A humble people, not keen to boast, Norwegians have been quiet about their efforts to buy up the entire world.
How did they amass this staggering wealth? Norway is one of the richest countries in the world, with a GDP per capita of over $100,000.
Despite the recent oil slump Norway remains an extremely wealthy nation, with jobs available in everything from unskilled to highly technical work and a generous welfare state that provides cradle-to-grave services to all.
Yet what distinguishes Norway is not only that it blessed with incredible oil reserves. There are many nations with considerable oil reserves – Saudi Arabia, Venezuela and Nigeria to name buy a few.
What distinguishes Norway is its effort to carefully save every penny it can to prepare for a ‘rainy day’. Its enormous wealth has been poured into a sovereign wealth fund – the Government pension fund of Norway – that is said to make it the second largest pension fund in the world.
This is despite the fact that Norway has a tiny population of only five million people, something that technically makes every Norwegian citizen a millionaire.
The fund itself is worth an incredible $863 billion, bigger than similar funds by other oil and gas giants such as Saudi Arabia and Qatar.
The fund itself is invested in a mixture of equities, currencies and property, with the plan being to double its holdings from 2.5 per cent of every European stock to five per cent of every stock in Europe.
Recently the fund has been ramping up its real estate portfolio. It is the second-largest foreign buyer of property in the USA, targeting enormous commercial portfolios in Boston, San Francisco and New York.
In addition to the USA, the fund is now targeting Japan and Singapore, saying that it wants to buy office blocks in the ‘better parts’ of both Tokyo and Singapore. These add to its holdings in a large swathe of central London, with the fund now said to be eyeing up Berlin.
The success of Norway lies in its ability to carefully save the wealth it has amassed, planning as it does for a distant future when times may not be as rosy.

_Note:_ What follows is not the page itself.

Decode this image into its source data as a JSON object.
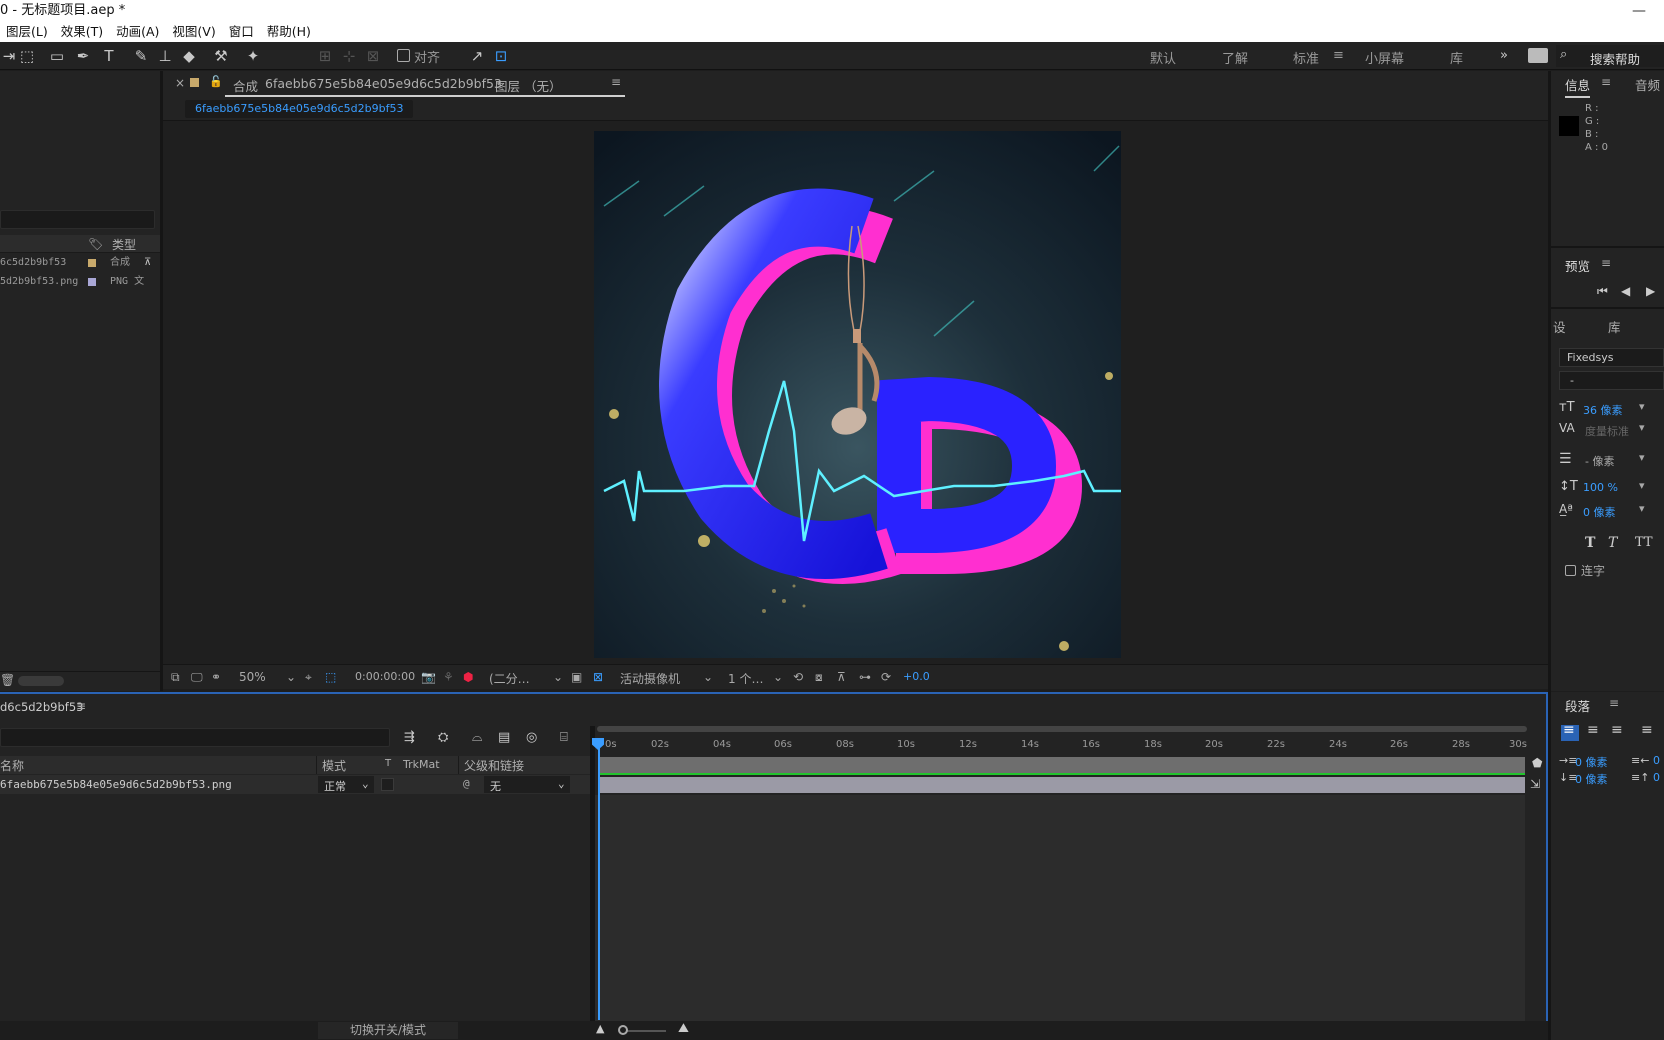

There is much to learn from their example, with the country’s focus on long-term wealth creation taking precedence over short-term gains.